The greenhouse business is a luxury industry, meaning people don’t need plants in order to live. Once the recession hit, many family owned, long-running businesses, just like ours, closed. Even much larger chains closed, as recently as last year, from feeling the effects of the economy. It also didn’t help that along with the recession, a boom of big box stores have popped up around smaller independents, like us. These larger stores can buy much larger quantities and therefore generally have lower prices, though not in all areas.
The greenhouse industry is a tough one to be in, whether or not the economy is doing well. We rely on a variety of factors in order to have a great year. Not only do customers’ spending habits influence us, but the weather is also plays a major role. With living merchandise that needs to be cared for, there are many ways the weather can affect your crops. Not getting enough water or getting too much, as well as having a cold spring or a really hot summer, all plays to the part of your merchandise and your customers. So for us, there have always been outside factors affecting our industry, the recession included.
When the economy took a turn, Phil began to make changes to help prevent permanent damage to our business. One of the downsides of our business is that your merchandise is alive and has a specific life cycle. Typically we throw away 1 of 6 plants. In a time of recession, this waste can really hurt. In order to prevent this, we had to re-evaluate our purchasing. We made sure that whatever plants we bought were high quality that would thrive in our customers’ gardens as well as on our shelves.
We are also fortunate to have wonderful and loyal customers who come back throughout the year to purchase plants for their home. In order to gain more customers, we started trying out new and different marketing techniques, especially online. Since my siblings and I have entered the business, we have created and maintained our website, blog, and social media pages like Facebook, Twitter and Pinterest. We have also used other marketing tools such as events and classes, an e-newsletter, online deal coupons and mailers.

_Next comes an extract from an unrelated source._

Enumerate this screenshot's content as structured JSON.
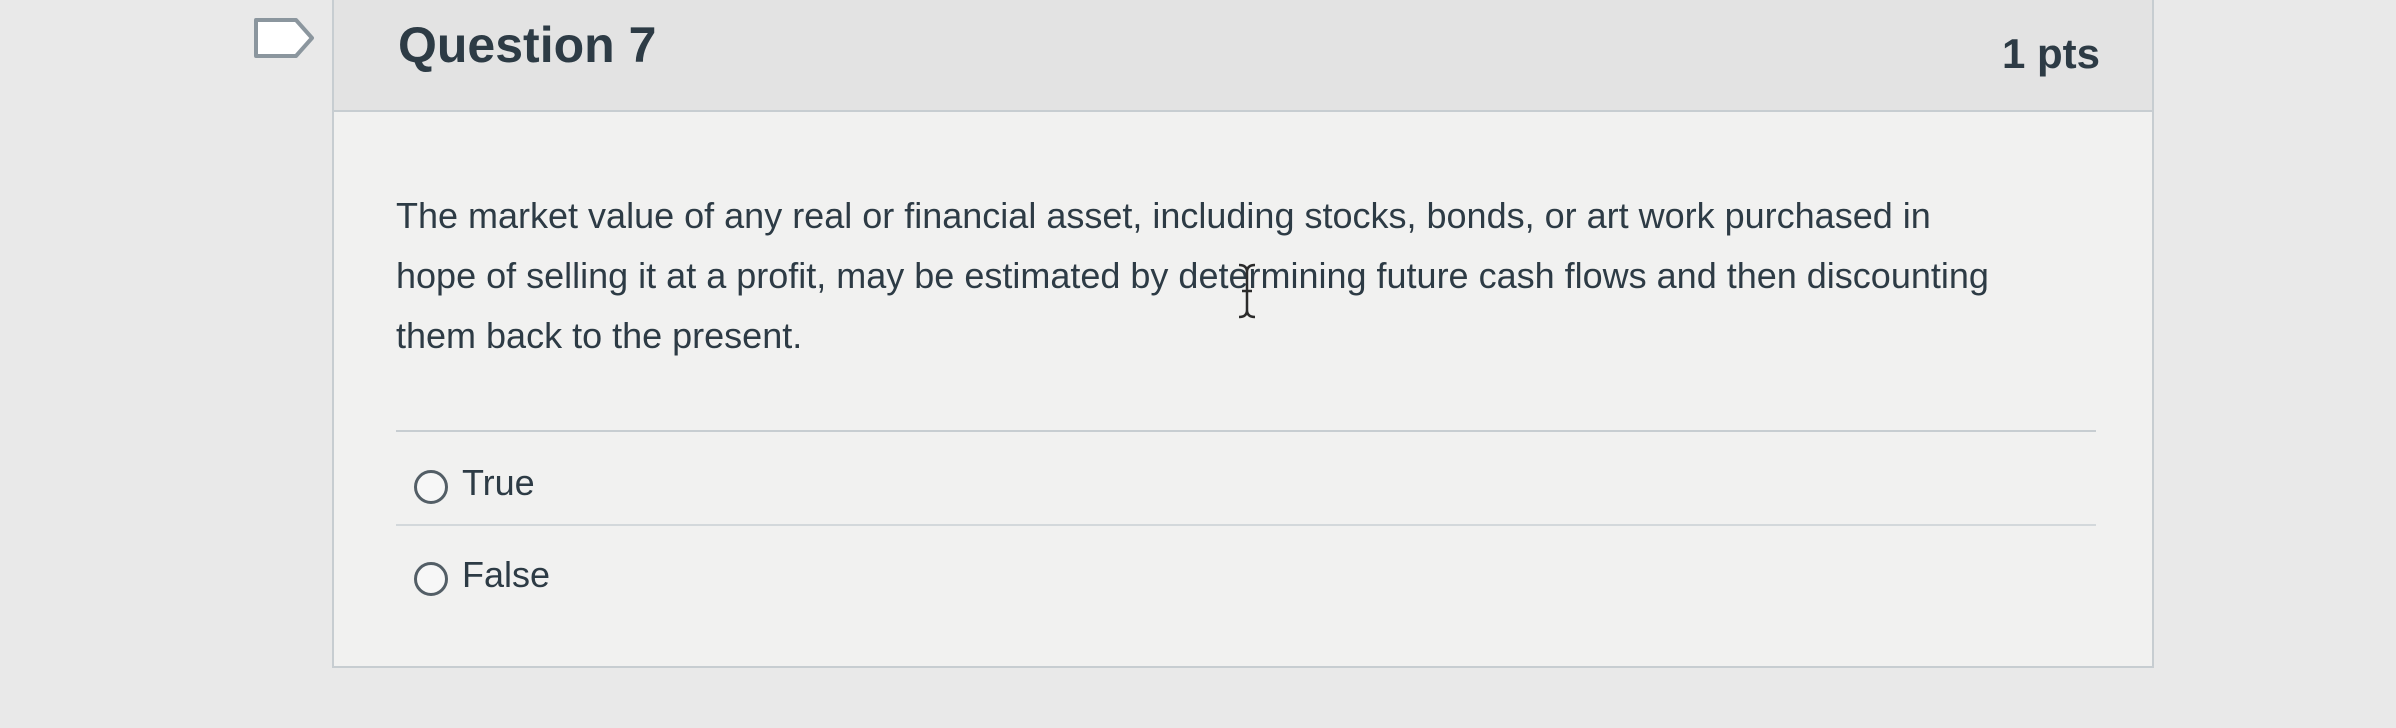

Another great resource has been the Hinsdale Chamber of Commerce which we have been members with for more than 35 years. I have become very active in the chamber in the past few years and have gotten great results from their resources that are available to members, and at the various networking events. We already pay for the membership, but we are now putting it to use and it has benefitted our business.
As for the future, the industry is once again growing. With health movements like eating organic and “farm to table” so popular right now, our edibles sales have greatly grown the past few years. You have more and more new gardeners out there trying to grow their own tomatoes and herbs.
We also see a change in our industry with how garden centers are operating. Our paper and pen techniques are going out of style, and it’s only a matter of time before we have to make the switch to computers…though I like to think the handwritten receipts help keep the charm of the days when Grandpa Vern was still running the place.
Throughout this recession, our family has really pulled together. We have all put in the extra time and work, and in the end we are still going strong. When your business already greatly depends on the weather, a recession is the last thing you need to deal with. However, just like with the weather where a hot and dry year like this one can be disastrous, we simply need to keep looking forward, to the next season. Our mums for this fall are some of the best we’ve had in the past few years, and the poinsettias are already started for the holidays. In our business, you just need to keep on growing.